My fingers are delicate. I have learned to hold them so they lie gracefully across the keyboard and any other inanimate object. On those long drives to see my Sean, they would stretch and entwine like roots around the steering wheel, making them white. I would let the other hand branch out the window and billow in the excited dark air.
I have done amazing stuff with my hands. They have knotted while writing essays and sunken into holiday cookie dough. They have pointed the way for lost people. They have weeded through fake eyelashes late at night to unearth natural eyes. They have given life to conversation. They have felt a lot of things.
At one point they were invasive tools. Molded into clever probes, they gagged me, extracting everything that was inside. Grim and mechanical, they would then reassemble into rusty shackles when I would tell Sean I’d stop eating that way. But when I would fall asleep, they’d lie there, jagged and accusingly, my index fingers always enclosed so their sharp ends were pointing at me.
There finally came a time when so much dissection pushed me, bit by bit, to the edge, and I tumbled over in broken pieces. My twiggy arms reached for the extending razors of grass. Lingering desperation seeped through my fingertips; any hope I had left was sparking and flashing throughout the broken circuits of my thumbprints.

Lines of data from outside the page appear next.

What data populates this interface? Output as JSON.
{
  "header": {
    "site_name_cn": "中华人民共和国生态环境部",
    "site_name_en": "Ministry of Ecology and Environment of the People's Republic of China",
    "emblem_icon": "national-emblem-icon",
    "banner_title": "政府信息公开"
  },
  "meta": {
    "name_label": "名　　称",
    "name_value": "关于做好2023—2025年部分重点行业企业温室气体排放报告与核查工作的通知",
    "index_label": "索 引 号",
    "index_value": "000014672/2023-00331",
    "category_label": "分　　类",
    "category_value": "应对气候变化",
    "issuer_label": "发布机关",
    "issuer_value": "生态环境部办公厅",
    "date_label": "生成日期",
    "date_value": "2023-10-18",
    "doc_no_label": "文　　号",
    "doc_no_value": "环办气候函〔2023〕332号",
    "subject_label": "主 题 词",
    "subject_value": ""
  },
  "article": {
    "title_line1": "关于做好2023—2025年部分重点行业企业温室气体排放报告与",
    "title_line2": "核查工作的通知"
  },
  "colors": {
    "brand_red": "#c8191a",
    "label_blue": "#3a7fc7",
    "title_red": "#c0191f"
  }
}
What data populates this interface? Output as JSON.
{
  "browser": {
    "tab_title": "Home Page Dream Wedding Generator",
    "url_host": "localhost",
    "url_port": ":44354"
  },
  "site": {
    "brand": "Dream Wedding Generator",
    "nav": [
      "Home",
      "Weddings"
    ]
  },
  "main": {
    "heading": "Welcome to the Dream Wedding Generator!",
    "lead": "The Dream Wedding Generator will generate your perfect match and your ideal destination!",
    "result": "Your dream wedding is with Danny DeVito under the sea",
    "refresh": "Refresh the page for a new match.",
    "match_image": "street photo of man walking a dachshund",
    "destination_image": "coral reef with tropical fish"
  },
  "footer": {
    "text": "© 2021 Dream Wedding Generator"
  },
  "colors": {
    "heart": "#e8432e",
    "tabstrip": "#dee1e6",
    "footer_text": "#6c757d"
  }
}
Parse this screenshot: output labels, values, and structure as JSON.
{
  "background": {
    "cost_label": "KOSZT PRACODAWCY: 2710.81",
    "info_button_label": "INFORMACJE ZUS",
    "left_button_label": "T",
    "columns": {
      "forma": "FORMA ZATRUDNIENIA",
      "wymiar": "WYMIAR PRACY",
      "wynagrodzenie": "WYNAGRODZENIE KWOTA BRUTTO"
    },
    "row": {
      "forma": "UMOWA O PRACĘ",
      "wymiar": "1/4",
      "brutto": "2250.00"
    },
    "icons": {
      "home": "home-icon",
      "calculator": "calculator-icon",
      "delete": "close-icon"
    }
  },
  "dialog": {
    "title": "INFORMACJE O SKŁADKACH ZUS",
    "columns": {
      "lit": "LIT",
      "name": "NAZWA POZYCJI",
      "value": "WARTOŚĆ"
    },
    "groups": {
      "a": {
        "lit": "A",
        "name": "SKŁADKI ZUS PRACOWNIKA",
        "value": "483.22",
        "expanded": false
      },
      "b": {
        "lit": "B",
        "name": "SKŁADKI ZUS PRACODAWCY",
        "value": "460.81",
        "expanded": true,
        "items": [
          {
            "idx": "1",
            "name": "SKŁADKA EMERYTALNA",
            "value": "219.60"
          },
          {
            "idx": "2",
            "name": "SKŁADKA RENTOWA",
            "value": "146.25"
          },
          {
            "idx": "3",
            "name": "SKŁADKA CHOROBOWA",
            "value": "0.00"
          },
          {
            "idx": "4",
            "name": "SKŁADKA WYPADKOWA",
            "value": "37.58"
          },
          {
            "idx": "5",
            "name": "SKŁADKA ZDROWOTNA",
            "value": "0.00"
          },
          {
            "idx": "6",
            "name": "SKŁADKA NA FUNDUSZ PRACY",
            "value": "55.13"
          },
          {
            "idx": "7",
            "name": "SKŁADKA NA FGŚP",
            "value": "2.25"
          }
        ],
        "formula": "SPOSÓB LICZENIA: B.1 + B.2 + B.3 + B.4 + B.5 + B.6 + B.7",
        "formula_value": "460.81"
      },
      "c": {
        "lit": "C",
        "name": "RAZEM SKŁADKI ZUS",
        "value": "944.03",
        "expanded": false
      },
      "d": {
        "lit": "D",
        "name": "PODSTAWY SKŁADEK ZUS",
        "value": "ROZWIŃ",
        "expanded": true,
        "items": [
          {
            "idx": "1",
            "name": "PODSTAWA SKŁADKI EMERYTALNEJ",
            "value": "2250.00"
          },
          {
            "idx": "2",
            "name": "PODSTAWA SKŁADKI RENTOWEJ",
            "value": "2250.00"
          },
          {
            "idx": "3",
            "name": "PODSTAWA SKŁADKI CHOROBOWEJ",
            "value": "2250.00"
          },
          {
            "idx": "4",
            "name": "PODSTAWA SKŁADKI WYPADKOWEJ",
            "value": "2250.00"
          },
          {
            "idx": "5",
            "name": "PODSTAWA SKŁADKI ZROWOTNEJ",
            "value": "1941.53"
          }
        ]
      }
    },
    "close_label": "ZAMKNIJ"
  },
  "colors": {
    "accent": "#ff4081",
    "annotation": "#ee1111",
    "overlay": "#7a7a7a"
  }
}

I was ready to let go.
But something held onto these parts of me. And that was Sean’s hand.